A rather difficult week at work kept me from blogging at The Pietist Schoolman. I’ll be back to my usual schedule in a day or two, but in the meantime, here’s some of what I was reading elsewhere:

St. Marys Hospital - Rochester
St. Marys Hospital in Rochester, Minnesota, founded in 1889 by the Doctors Mayo and local Franciscan nuns — Wikimedia

• What little writing time I had went into an Anxious Bench piece on the religious history of the world’s most famous hospital, subject of a PBS documentary debuting Tuesday night.

• I won’t be able to watch it live: I’ll be at Bethel listening to a lecture by a history major-turned-New York Times columnist.

• The Trump administration had already cut back the number of refugees accepted into this country. Next year, that number will drop by another third, to its lowest level in almost forty years.

• Add her profile of Beth Moore to Emma Green’s growing portfolio of terrific work for The Atlantic.

• The Dead Sea Scrolls made one archeologist/curator rethink the reliability of oral traditions.

Meet the Christian philosopher who suggested the existence of a previously unacknowledged kind of person: the morally good atheist.

• To whet your appetite for a new opportunity I’m hoping to announce shortly, check out this Smithsonian Magazine travel story on the former Western Front of World War I.

Haynes, The Battle for Bonhoeffer• A new book assesses how American Christians have fought over the legacy of Dietrich Bonhoeffer.

• “…it’s a good time to be a lover of history books written for the public,” blogged intellectual historian Robert Greene II, “the very thing we historians tell each other we do not do.”

• If you teach history (not just American) at any level, you should be reading the Teaching United States History blog. It offers hard-won advice on both practical and theoretical issues, like helping students to see both the beauties and horrors of the past at once.

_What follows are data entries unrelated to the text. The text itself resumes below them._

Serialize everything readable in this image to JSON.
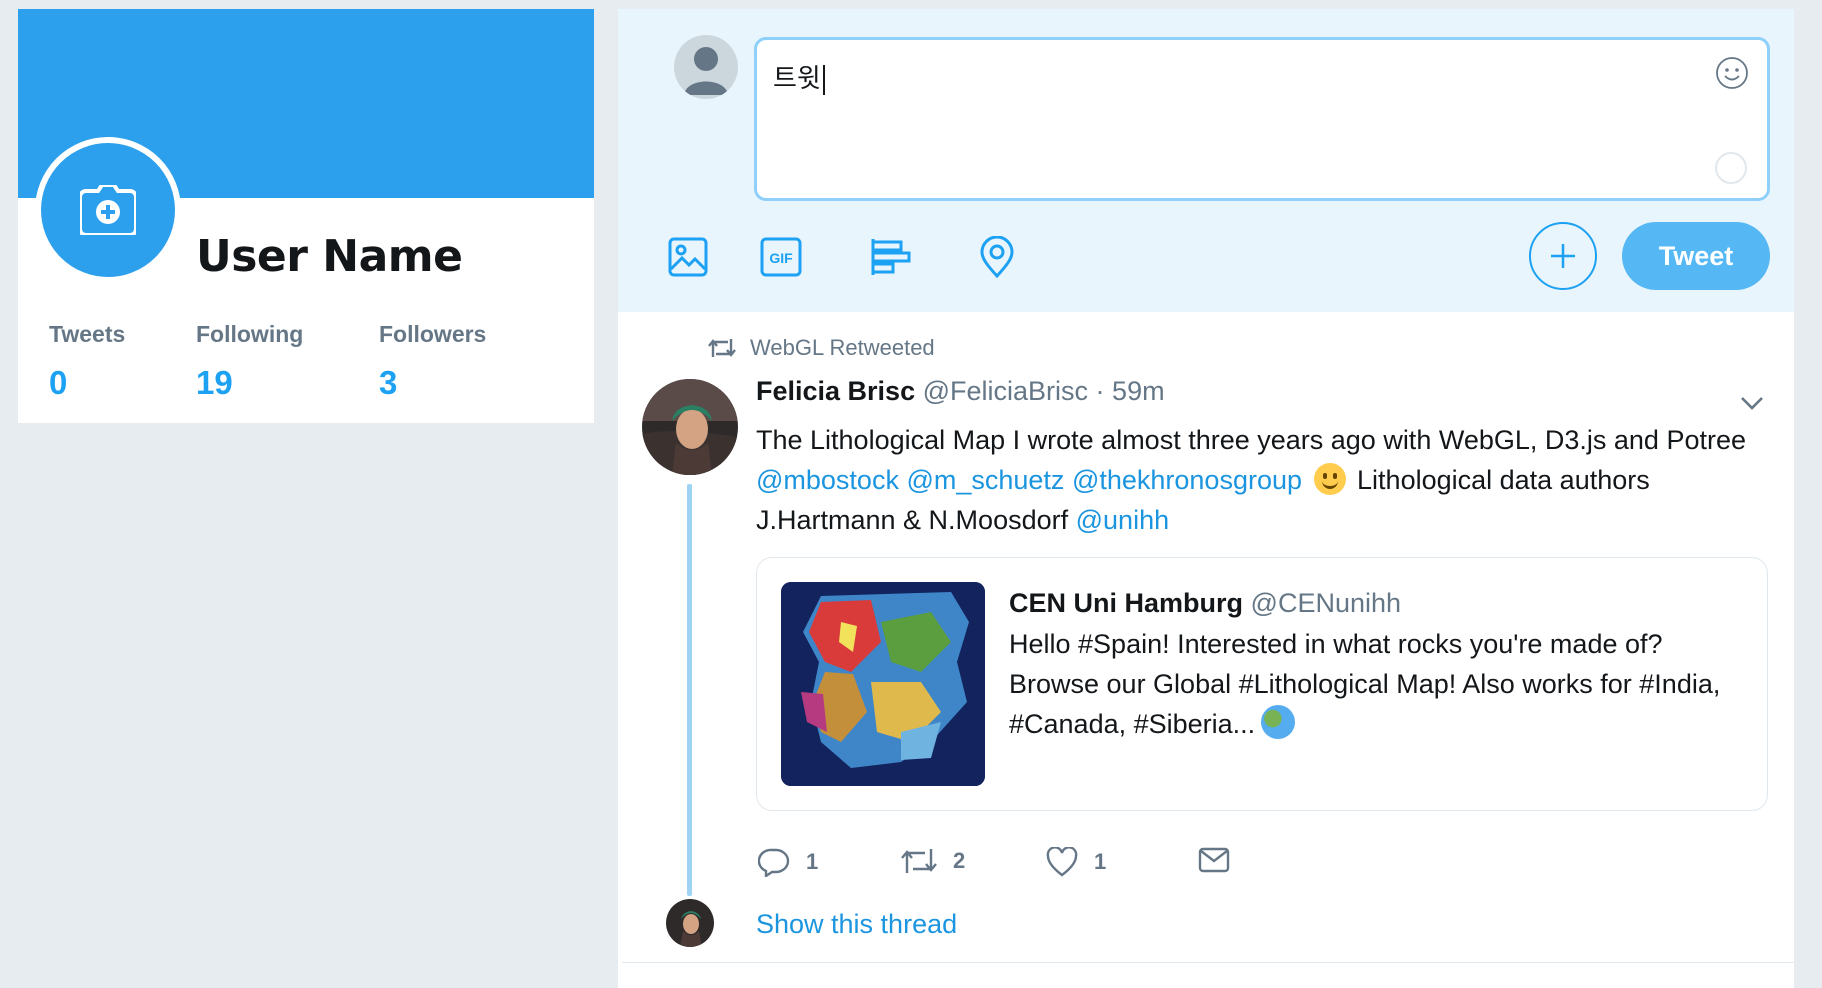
{
  "profile": {
    "user_name": "User Name",
    "stats": [
      {
        "label": "Tweets",
        "value": "0"
      },
      {
        "label": "Following",
        "value": "19"
      },
      {
        "label": "Followers",
        "value": "3"
      }
    ],
    "avatar_icon": "camera-add-icon",
    "banner_color": "#2ca0ec"
  },
  "composer": {
    "text": "트윗",
    "emoji_icon": "smiley-icon",
    "tools": [
      "image-icon",
      "gif-icon",
      "poll-icon",
      "location-icon"
    ],
    "gif_label": "GIF",
    "add_icon": "plus-icon",
    "tweet_label": "Tweet",
    "accent_color": "#1da1f2"
  },
  "tweet": {
    "retweet_note": "WebGL Retweeted",
    "author_name": "Felicia Brisc",
    "author_handle": "@FeliciaBrisc",
    "separator": " · ",
    "time": "59m",
    "text_parts": {
      "p1": "The Lithological Map I wrote almost three years ago with WebGL, D3.js and Potree ",
      "m1": "@mbostock",
      "m2": "@m_schuetz",
      "m3": "@thekhronosgroup",
      "p2": " Lithological data authors J.Hartmann & N.Moosdorf ",
      "m4": "@unihh"
    },
    "quote": {
      "name": "CEN Uni Hamburg",
      "handle": "@CENunihh",
      "text": "Hello #Spain! Interested in what rocks you're made of? Browse our Global #Lithological Map! Also works for #India, #Canada, #Siberia..."
    },
    "actions": {
      "reply_count": "1",
      "retweet_count": "2",
      "like_count": "1"
    },
    "show_thread": "Show this thread"
  }
}
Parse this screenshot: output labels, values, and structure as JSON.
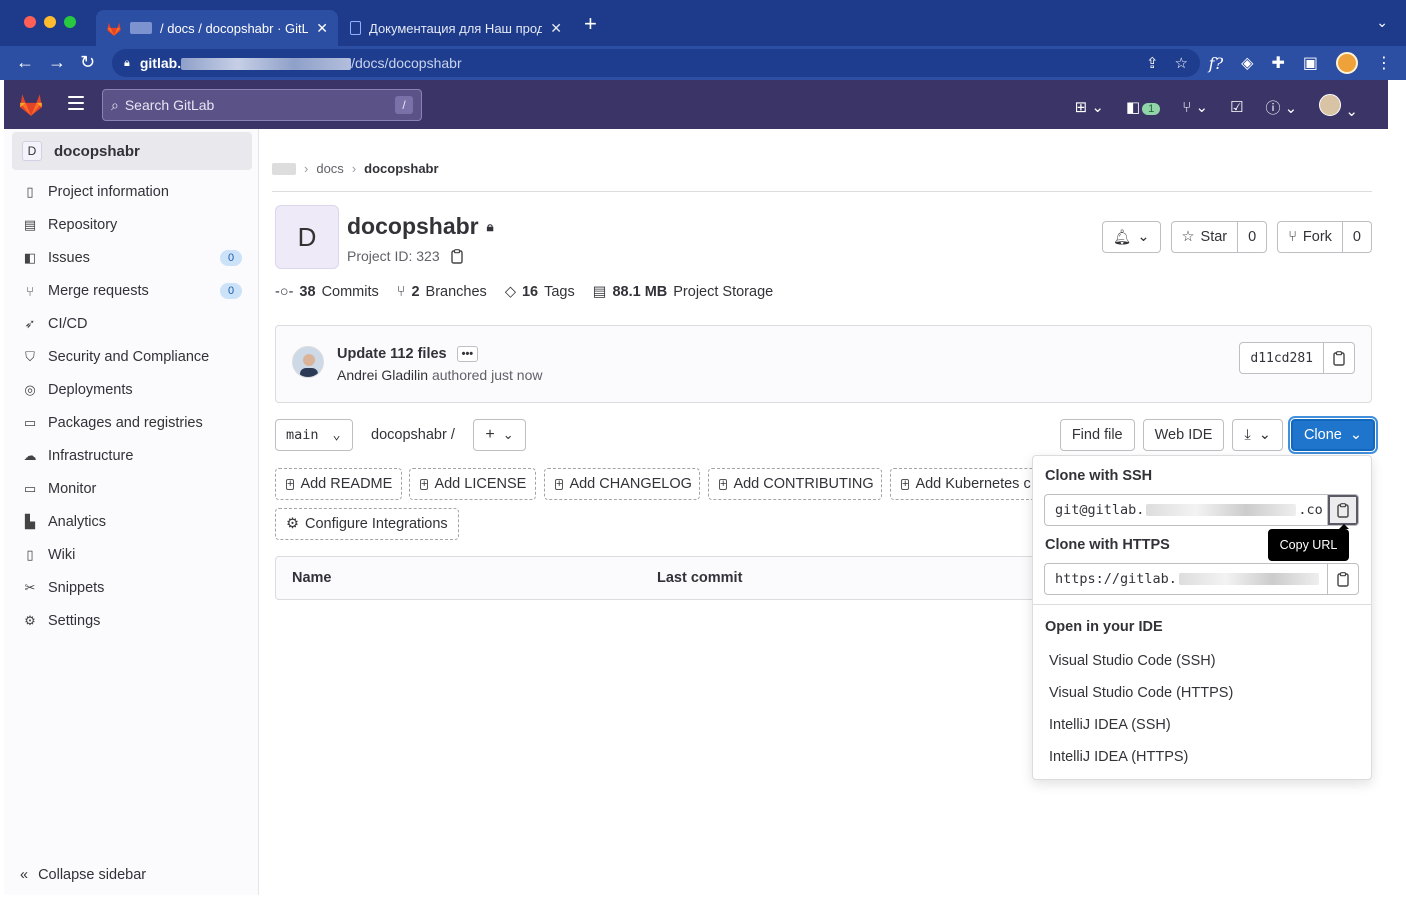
{
  "browser": {
    "tabs": [
      {
        "title": "/ docs / docopshabr · GitLab"
      },
      {
        "title": "Документация для Наш продукт"
      }
    ],
    "url_host": "gitlab.",
    "url_path": "/docs/docopshabr"
  },
  "header": {
    "search_placeholder": "Search GitLab",
    "search_shortcut": "/",
    "mr_count": "1"
  },
  "sidebar": {
    "project_initial": "D",
    "project_name": "docopshabr",
    "items": [
      {
        "label": "Project information",
        "icon": "info-icon"
      },
      {
        "label": "Repository",
        "icon": "doc-icon"
      },
      {
        "label": "Issues",
        "icon": "issues-icon",
        "badge": "0"
      },
      {
        "label": "Merge requests",
        "icon": "merge-request-icon",
        "badge": "0"
      },
      {
        "label": "CI/CD",
        "icon": "rocket-icon"
      },
      {
        "label": "Security and Compliance",
        "icon": "shield-icon"
      },
      {
        "label": "Deployments",
        "icon": "deployments-icon"
      },
      {
        "label": "Packages and registries",
        "icon": "package-icon"
      },
      {
        "label": "Infrastructure",
        "icon": "cloud-gear-icon"
      },
      {
        "label": "Monitor",
        "icon": "monitor-icon"
      },
      {
        "label": "Analytics",
        "icon": "chart-icon"
      },
      {
        "label": "Wiki",
        "icon": "book-icon"
      },
      {
        "label": "Snippets",
        "icon": "scissors-icon"
      },
      {
        "label": "Settings",
        "icon": "gear-icon"
      }
    ],
    "collapse_label": "Collapse sidebar"
  },
  "breadcrumb": {
    "group": "docs",
    "current": "docopshabr"
  },
  "project": {
    "initial": "D",
    "name": "docopshabr",
    "id_label": "Project ID: 323",
    "star_label": "Star",
    "star_count": "0",
    "fork_label": "Fork",
    "fork_count": "0"
  },
  "stats": {
    "commits_num": "38",
    "commits_label": "Commits",
    "branches_num": "2",
    "branches_label": "Branches",
    "tags_num": "16",
    "tags_label": "Tags",
    "storage_num": "88.1 MB",
    "storage_label": "Project Storage"
  },
  "commit": {
    "title": "Update 112 files",
    "ellipsis": "•••",
    "author": "Andrei Gladilin",
    "meta": "authored just now",
    "sha": "d11cd281"
  },
  "tree": {
    "branch": "main",
    "path": "docopshabr",
    "path_sep": "/",
    "find_file": "Find file",
    "web_ide": "Web IDE",
    "clone": "Clone"
  },
  "suggestions": [
    "Add README",
    "Add LICENSE",
    "Add CHANGELOG",
    "Add CONTRIBUTING",
    "Add Kubernetes c",
    "Configure Integrations"
  ],
  "table": {
    "col_name": "Name",
    "col_last_commit": "Last commit"
  },
  "clone_dropdown": {
    "ssh_header": "Clone with SSH",
    "ssh_prefix": "git@gitlab.",
    "ssh_suffix": ".co",
    "https_header": "Clone with HTTPS",
    "https_prefix": "https://gitlab.",
    "ide_header": "Open in your IDE",
    "ide_items": [
      "Visual Studio Code (SSH)",
      "Visual Studio Code (HTTPS)",
      "IntelliJ IDEA (SSH)",
      "IntelliJ IDEA (HTTPS)"
    ],
    "tooltip": "Copy URL"
  },
  "colors": {
    "header_bg": "#3b3467",
    "clone_blue": "#1f75cb",
    "chrome_blue": "#1d3b8a"
  }
}
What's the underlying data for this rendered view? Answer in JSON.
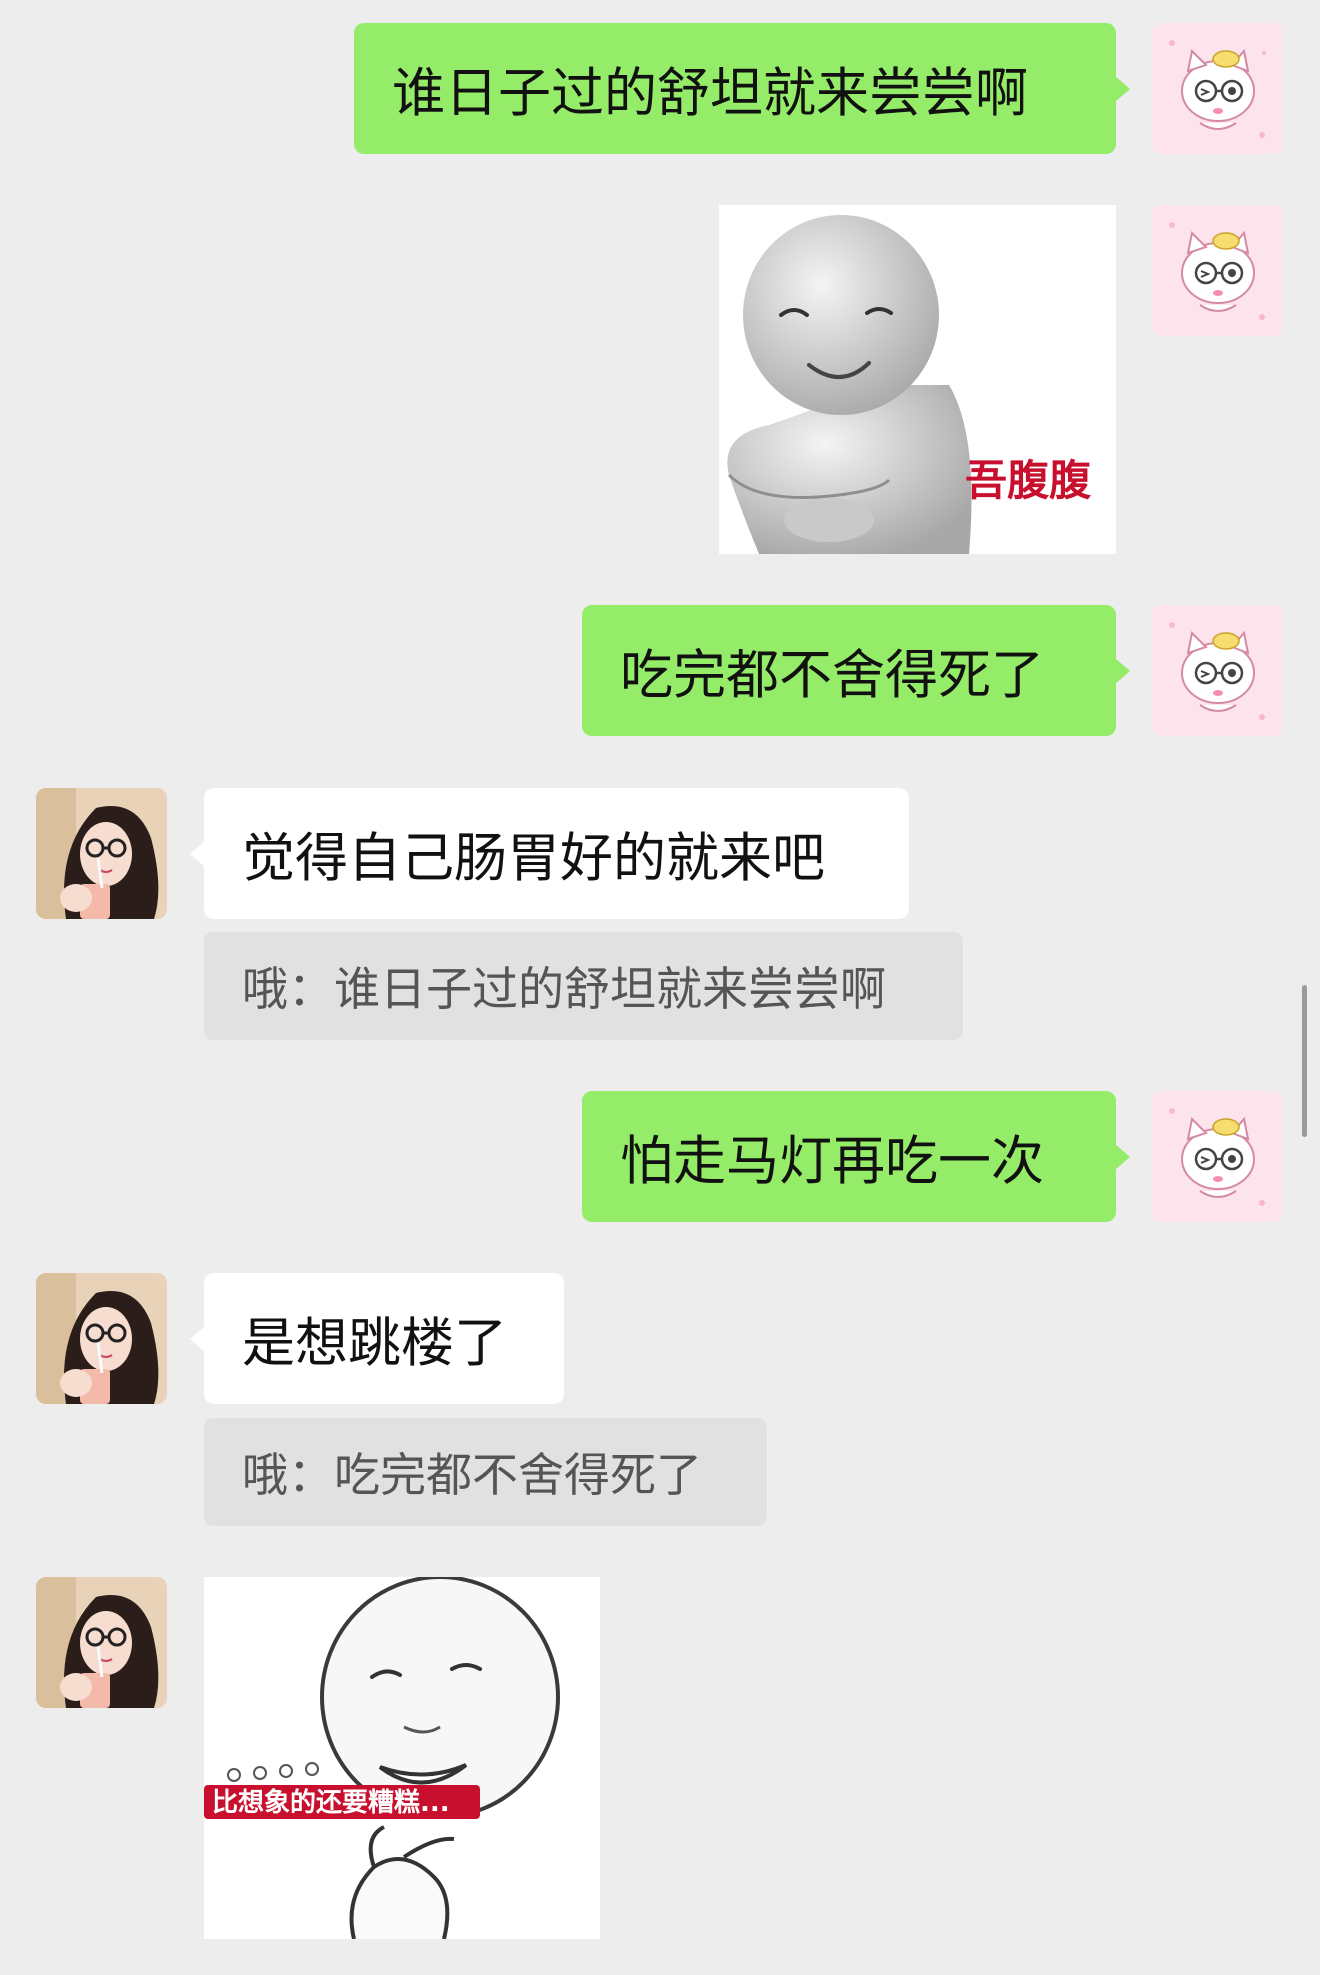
{
  "messages": [
    {
      "side": "me",
      "type": "text",
      "text": "谁日子过的舒坦就来尝尝啊"
    },
    {
      "side": "me",
      "type": "sticker",
      "caption": "吾腹腹"
    },
    {
      "side": "me",
      "type": "text",
      "text": "吃完都不舍得死了"
    },
    {
      "side": "other",
      "type": "text",
      "text": "觉得自己肠胃好的就来吧",
      "quote": "哦：谁日子过的舒坦就来尝尝啊"
    },
    {
      "side": "me",
      "type": "text",
      "text": "怕走马灯再吃一次"
    },
    {
      "side": "other",
      "type": "text",
      "text": "是想跳楼了",
      "quote": "哦：吃完都不舍得死了"
    },
    {
      "side": "other",
      "type": "sticker",
      "caption": "比想象的还要糟糕..."
    }
  ],
  "colors": {
    "background": "#ededed",
    "my_bubble": "#95ec69",
    "their_bubble": "#ffffff",
    "quote_bg": "#e1e1e1",
    "sticker_caption_red": "#c8102e"
  },
  "icons": {
    "my_avatar": "pink-cartoon-cat-with-glasses",
    "their_avatar": "girl-with-glasses-selfie"
  }
}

• Maybe it’s not that I don’t like grading… I just easily develop cases of correction fatigue.